Much of Hajjaj’s work focuses on figures whose family origins mostly lie abroad, in Africa, the Caribbean, the Middle East or elsewhere. Through this theme, Hajjaj conjures a vision of a society united, not divided, by difference. At a time of major conflict within Britain, Hajjaj’s portraits make an urgent, timely case in favour of hybridity and multiculturalism. In his images, cultural identity is seen as fluid and multiple rather than fixed and singular.
At NAE Hajjaj turns his focus to British personalities, concentrating primarily on figures such as the painter Lynette Yiadom-Boakye, jazz musician Kamaal Williams and the shoe designer Marc Hare. As always, his subjects hail from a range of cultural backgrounds creating, in composite, a portrait of Britain at its most dynamically diverse.

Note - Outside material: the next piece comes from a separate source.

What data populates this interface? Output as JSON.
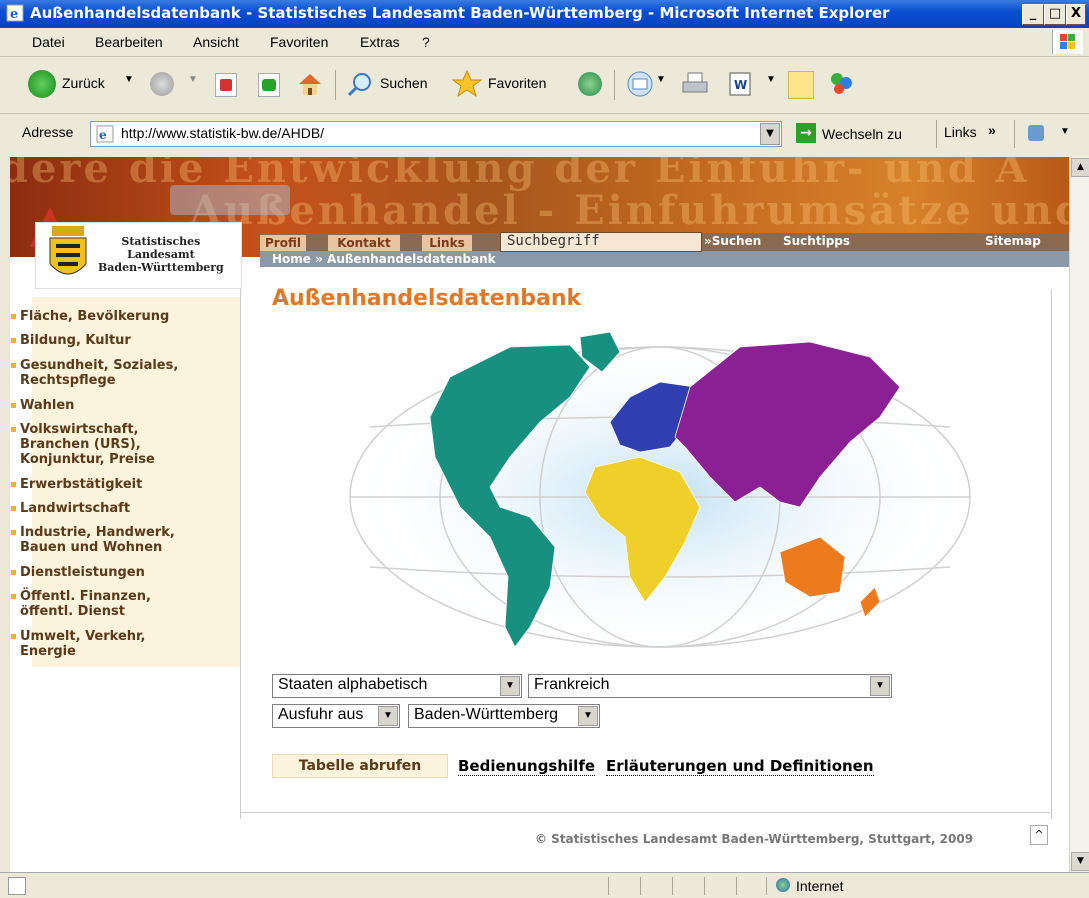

For the first time in the UK, Hajjaj will show Between, a selection of his photography that focuses on landscape, place and sensibility, rather than portraiture. Reflecting the artist’s travels in Africa and the Middle East, the photographs reveal Hajjaj in a new light, as a photographer concerned with the intimacies of everyday life as well as the performed presentation of the self. Hajjaj shifts the focus away from a narrative that positions the ordinary people of the developing world as extras in the drama of globalisation – as refugees, migrants and dollar-a-day strugglers. In Hajjaj’s portraits they are not figures on the margins. They are no less than rock stars in the waiting.